--- MATERIAL FOR THIS TASK ---

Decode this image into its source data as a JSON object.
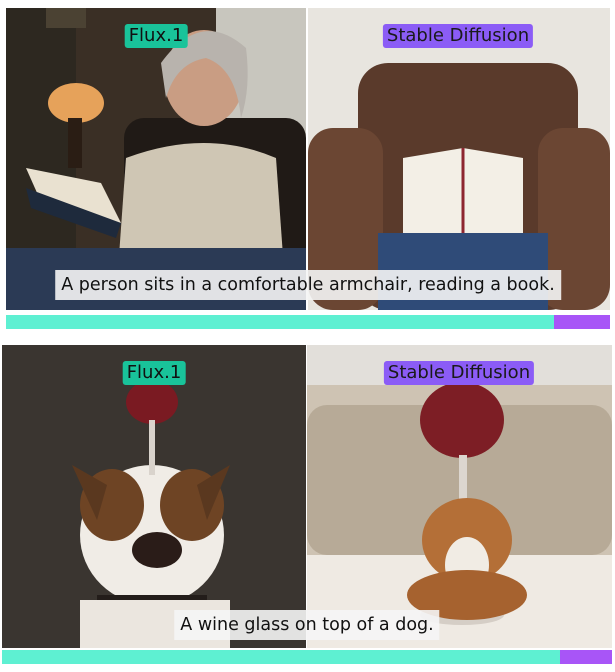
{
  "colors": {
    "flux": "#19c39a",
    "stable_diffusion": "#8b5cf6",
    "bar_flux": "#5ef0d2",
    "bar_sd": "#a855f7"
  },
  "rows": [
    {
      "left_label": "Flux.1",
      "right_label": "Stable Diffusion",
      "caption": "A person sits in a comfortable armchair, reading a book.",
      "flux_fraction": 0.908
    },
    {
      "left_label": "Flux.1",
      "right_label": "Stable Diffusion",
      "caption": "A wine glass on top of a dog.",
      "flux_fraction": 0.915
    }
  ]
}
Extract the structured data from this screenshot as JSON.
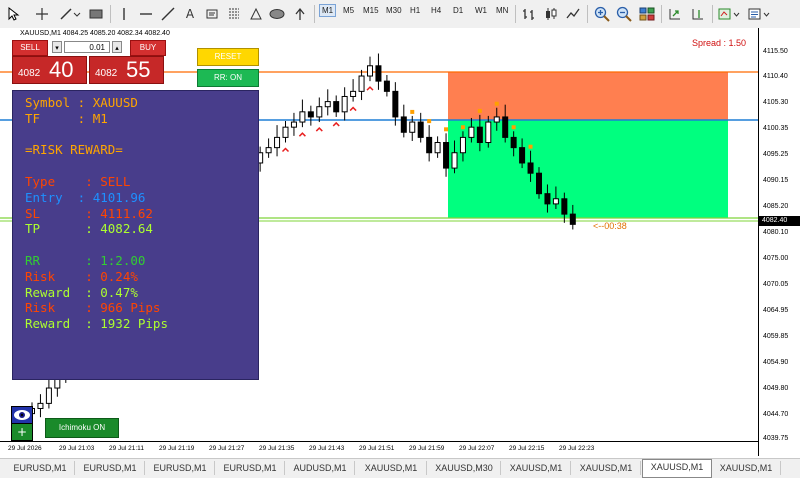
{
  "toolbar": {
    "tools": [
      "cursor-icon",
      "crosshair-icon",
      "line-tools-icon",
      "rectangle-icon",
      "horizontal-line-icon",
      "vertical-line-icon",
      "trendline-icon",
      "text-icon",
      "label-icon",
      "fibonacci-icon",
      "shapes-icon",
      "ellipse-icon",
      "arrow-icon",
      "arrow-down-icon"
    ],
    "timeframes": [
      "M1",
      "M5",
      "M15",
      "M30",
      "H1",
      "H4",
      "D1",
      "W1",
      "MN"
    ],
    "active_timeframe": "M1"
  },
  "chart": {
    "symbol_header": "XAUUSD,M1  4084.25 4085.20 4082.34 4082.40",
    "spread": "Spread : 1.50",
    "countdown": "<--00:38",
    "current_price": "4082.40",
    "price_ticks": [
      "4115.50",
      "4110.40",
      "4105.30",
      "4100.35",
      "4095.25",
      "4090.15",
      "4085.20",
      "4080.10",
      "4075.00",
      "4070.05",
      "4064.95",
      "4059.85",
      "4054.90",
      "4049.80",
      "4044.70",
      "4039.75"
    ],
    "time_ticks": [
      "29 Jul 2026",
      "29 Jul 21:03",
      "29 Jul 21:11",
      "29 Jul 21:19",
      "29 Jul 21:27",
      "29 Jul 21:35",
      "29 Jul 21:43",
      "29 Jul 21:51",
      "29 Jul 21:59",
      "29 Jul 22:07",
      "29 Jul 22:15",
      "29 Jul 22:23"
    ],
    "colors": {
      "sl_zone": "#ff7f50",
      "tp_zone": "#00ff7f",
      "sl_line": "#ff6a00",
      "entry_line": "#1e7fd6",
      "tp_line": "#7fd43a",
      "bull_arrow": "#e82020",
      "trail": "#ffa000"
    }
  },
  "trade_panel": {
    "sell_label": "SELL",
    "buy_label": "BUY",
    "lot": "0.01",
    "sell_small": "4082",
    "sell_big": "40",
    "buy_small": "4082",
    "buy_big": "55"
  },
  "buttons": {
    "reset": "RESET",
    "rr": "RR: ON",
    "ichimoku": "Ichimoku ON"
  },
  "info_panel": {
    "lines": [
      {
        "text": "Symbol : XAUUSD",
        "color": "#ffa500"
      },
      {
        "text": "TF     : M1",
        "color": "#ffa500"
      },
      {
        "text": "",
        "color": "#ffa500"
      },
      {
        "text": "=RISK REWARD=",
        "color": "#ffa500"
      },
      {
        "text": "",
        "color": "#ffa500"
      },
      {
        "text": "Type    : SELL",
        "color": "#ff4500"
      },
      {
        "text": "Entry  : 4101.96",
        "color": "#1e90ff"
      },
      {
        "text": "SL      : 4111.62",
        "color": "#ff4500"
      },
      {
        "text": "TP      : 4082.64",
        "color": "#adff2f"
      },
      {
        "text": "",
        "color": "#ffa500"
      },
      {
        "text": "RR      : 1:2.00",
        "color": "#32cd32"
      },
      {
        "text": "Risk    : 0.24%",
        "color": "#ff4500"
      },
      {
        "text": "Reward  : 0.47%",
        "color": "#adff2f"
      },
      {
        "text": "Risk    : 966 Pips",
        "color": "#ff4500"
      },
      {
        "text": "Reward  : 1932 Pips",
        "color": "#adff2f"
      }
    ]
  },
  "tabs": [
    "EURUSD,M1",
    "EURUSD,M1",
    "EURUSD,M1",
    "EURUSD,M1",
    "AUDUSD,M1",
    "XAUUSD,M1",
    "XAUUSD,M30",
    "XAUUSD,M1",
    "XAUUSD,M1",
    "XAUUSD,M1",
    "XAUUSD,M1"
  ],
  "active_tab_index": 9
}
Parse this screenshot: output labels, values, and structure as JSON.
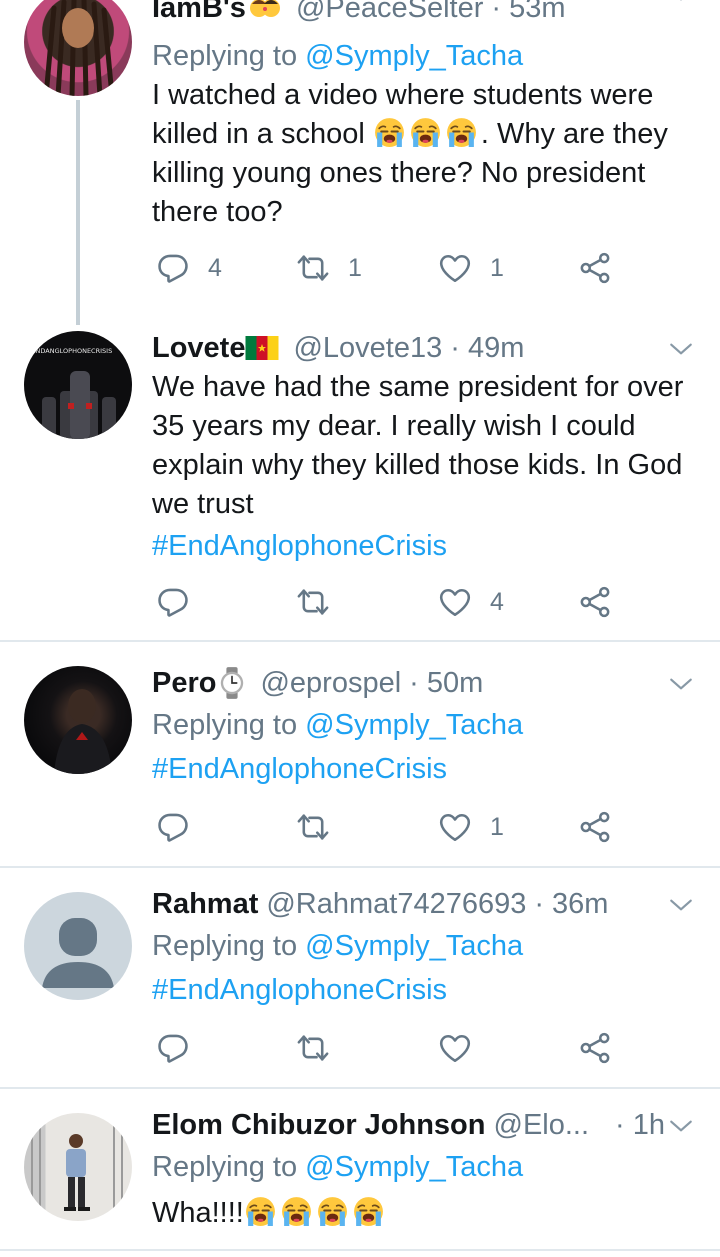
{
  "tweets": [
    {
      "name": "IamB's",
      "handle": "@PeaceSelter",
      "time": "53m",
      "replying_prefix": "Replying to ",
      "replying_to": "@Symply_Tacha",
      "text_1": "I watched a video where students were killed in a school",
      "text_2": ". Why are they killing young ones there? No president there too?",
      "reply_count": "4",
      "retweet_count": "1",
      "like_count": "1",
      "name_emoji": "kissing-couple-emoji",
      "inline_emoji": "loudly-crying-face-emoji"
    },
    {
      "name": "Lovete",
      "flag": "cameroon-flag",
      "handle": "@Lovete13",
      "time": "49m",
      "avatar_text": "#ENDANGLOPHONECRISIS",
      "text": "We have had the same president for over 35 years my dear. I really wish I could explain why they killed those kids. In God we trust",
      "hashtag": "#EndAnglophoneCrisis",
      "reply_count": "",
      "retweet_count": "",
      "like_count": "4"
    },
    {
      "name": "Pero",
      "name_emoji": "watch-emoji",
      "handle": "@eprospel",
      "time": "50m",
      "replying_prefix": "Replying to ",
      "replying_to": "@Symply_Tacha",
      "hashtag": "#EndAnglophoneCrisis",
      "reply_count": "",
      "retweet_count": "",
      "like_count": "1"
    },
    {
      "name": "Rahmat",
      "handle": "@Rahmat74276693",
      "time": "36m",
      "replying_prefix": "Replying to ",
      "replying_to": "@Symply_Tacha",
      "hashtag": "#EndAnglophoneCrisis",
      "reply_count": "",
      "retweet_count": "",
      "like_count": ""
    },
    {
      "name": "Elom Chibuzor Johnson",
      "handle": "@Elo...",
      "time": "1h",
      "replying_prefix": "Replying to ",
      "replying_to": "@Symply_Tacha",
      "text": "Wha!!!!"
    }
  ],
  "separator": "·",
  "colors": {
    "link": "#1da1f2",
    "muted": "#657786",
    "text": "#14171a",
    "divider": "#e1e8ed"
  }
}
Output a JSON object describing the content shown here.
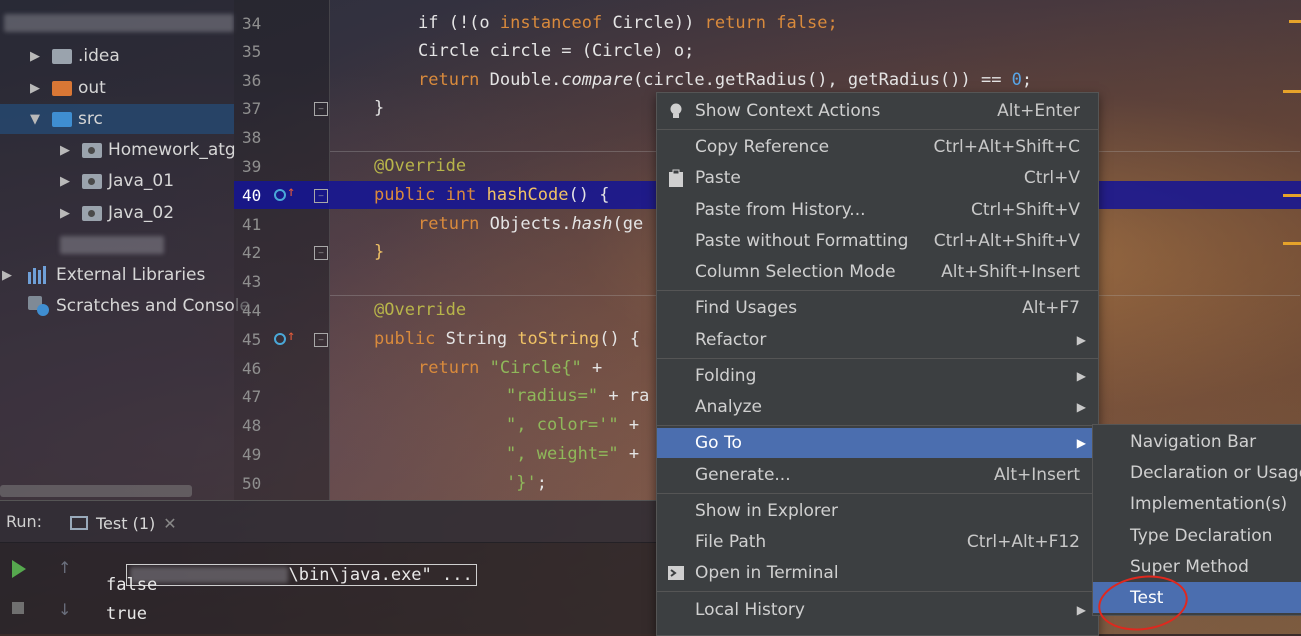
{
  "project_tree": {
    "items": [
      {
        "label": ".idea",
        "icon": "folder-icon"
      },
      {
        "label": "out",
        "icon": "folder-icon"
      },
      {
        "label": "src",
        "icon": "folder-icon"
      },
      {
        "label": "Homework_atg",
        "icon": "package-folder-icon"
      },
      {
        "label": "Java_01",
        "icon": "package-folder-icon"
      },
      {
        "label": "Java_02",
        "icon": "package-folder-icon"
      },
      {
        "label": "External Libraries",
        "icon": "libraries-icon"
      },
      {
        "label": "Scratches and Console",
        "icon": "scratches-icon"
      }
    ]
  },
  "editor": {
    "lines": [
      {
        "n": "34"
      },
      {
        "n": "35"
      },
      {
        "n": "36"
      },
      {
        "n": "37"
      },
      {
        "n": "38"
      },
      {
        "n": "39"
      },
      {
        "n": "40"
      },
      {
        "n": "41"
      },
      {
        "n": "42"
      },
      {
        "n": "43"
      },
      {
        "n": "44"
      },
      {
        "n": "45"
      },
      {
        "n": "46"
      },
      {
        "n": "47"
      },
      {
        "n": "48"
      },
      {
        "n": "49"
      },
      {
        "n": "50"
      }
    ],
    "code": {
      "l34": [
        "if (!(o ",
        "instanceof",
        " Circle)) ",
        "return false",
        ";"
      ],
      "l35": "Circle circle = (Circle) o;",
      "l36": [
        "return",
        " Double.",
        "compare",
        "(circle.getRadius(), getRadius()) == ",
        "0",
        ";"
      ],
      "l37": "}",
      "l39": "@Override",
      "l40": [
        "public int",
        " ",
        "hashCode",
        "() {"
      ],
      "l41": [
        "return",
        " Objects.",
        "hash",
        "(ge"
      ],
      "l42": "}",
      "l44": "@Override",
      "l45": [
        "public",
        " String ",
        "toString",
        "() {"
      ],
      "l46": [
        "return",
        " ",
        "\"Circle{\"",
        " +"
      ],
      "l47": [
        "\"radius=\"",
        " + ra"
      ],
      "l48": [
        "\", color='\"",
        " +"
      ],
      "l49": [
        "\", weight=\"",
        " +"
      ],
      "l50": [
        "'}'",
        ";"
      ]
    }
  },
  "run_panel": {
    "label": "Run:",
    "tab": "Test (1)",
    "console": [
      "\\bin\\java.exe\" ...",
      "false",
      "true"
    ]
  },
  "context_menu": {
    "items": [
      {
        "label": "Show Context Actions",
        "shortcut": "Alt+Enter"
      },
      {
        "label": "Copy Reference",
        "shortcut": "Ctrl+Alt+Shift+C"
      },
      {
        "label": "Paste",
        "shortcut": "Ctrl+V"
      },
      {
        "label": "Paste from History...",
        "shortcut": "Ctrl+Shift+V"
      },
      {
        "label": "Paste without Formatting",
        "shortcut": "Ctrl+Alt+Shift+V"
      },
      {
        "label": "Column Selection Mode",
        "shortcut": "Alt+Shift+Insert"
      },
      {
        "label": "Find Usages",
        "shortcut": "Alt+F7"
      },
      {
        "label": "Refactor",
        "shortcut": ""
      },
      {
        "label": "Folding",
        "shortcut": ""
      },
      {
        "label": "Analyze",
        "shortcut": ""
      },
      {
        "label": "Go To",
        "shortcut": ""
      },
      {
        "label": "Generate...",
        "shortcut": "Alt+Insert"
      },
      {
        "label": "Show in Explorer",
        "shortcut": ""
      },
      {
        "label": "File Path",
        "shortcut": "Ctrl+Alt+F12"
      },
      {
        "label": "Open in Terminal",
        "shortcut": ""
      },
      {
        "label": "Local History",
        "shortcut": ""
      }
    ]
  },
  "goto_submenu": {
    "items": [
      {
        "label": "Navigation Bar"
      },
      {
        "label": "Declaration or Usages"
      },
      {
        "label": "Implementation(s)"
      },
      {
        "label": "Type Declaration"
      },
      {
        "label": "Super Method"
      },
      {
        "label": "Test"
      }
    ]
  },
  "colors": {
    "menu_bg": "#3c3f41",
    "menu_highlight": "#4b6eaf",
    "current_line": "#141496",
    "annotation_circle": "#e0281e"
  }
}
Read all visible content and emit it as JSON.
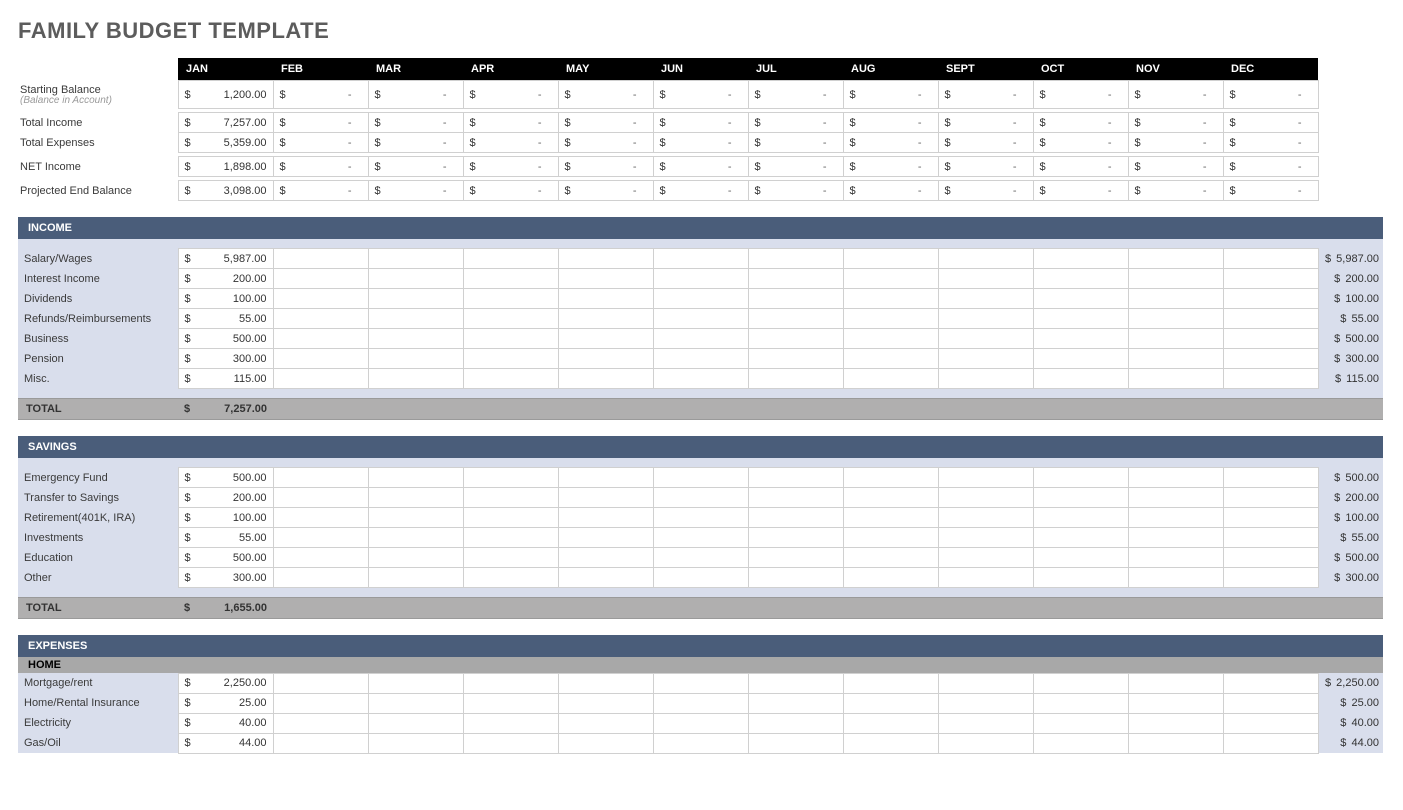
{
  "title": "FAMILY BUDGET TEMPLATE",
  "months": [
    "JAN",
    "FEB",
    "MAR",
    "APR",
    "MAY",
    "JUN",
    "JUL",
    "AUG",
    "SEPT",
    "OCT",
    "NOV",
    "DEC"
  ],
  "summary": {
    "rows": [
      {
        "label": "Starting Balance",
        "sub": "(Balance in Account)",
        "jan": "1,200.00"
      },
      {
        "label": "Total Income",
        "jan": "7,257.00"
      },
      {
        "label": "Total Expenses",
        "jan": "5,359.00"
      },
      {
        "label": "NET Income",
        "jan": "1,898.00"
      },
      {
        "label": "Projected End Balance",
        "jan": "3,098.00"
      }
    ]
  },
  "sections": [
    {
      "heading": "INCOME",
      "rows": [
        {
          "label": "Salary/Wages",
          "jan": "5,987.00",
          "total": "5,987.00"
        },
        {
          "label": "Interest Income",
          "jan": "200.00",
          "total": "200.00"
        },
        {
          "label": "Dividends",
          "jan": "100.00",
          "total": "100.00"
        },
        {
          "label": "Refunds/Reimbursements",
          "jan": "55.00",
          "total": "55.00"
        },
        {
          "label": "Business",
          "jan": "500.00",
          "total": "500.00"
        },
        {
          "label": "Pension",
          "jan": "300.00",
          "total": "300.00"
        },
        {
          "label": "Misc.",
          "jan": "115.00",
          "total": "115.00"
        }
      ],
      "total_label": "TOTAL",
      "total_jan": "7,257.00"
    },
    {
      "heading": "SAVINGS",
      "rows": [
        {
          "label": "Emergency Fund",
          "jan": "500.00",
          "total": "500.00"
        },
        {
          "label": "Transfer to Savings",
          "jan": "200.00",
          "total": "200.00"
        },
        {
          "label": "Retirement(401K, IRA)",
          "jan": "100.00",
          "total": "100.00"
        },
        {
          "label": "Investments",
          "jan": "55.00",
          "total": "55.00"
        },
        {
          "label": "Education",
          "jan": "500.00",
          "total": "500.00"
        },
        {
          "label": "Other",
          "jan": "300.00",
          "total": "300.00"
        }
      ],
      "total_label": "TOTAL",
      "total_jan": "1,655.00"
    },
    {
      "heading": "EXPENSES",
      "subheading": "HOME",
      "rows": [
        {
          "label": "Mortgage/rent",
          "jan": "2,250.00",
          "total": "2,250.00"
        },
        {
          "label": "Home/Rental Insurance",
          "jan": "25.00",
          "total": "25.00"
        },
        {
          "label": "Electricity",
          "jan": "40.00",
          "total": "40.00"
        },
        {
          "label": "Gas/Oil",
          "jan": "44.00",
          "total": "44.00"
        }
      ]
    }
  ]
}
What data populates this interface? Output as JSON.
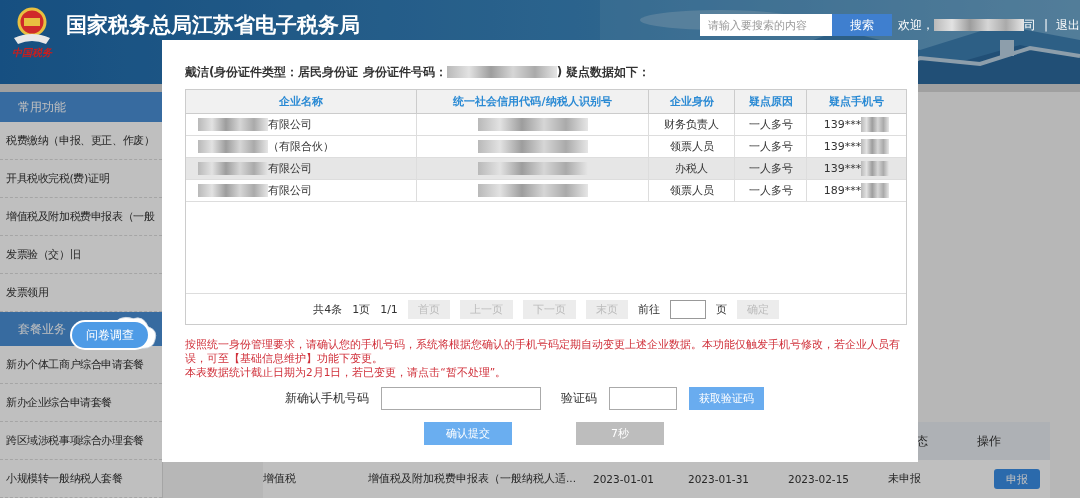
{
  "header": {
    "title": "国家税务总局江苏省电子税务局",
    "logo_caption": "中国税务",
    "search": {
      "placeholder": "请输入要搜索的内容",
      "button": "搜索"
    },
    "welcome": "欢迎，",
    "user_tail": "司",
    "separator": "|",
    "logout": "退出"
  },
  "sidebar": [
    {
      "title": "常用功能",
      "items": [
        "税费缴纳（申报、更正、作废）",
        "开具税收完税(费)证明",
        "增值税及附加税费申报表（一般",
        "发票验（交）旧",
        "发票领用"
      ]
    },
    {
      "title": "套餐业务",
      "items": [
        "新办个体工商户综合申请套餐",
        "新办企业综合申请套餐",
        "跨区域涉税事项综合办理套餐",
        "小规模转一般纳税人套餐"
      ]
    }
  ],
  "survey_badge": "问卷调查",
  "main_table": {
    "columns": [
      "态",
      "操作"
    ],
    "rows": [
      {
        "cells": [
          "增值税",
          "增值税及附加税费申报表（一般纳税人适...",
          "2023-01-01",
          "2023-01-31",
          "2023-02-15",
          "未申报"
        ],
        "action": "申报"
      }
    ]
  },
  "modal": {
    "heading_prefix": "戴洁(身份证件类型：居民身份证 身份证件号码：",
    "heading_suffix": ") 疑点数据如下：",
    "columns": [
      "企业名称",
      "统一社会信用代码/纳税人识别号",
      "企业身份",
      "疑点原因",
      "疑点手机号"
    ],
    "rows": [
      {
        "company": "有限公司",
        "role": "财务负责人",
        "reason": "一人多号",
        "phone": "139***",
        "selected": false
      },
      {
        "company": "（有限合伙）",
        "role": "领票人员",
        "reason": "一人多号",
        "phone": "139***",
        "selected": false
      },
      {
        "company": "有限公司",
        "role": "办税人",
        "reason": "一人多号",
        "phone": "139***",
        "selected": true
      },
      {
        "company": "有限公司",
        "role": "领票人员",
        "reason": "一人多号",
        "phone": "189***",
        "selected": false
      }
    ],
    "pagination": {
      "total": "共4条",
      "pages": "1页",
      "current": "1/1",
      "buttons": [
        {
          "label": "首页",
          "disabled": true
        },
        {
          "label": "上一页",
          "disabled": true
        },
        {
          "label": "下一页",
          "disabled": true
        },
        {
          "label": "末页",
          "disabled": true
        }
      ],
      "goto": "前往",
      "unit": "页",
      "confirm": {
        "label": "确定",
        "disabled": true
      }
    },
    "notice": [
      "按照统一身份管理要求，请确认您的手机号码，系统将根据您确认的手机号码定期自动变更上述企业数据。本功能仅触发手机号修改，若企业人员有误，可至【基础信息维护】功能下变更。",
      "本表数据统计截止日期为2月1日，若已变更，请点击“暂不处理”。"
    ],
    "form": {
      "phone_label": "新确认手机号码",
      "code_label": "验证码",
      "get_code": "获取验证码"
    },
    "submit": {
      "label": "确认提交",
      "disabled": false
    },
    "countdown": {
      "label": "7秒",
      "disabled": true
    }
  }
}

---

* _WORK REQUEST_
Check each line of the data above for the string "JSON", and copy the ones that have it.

* _EXERCISE OUTPUT_
Decode this image into its source data as a JSON object.
Extract the structured data from this screenshot as JSON.
Parse this screenshot: output labels, values, and structure as JSON.
Output a JSON object describing the content shown here.
Read all visible content and emit it as JSON.
What data populates this interface? Output as JSON.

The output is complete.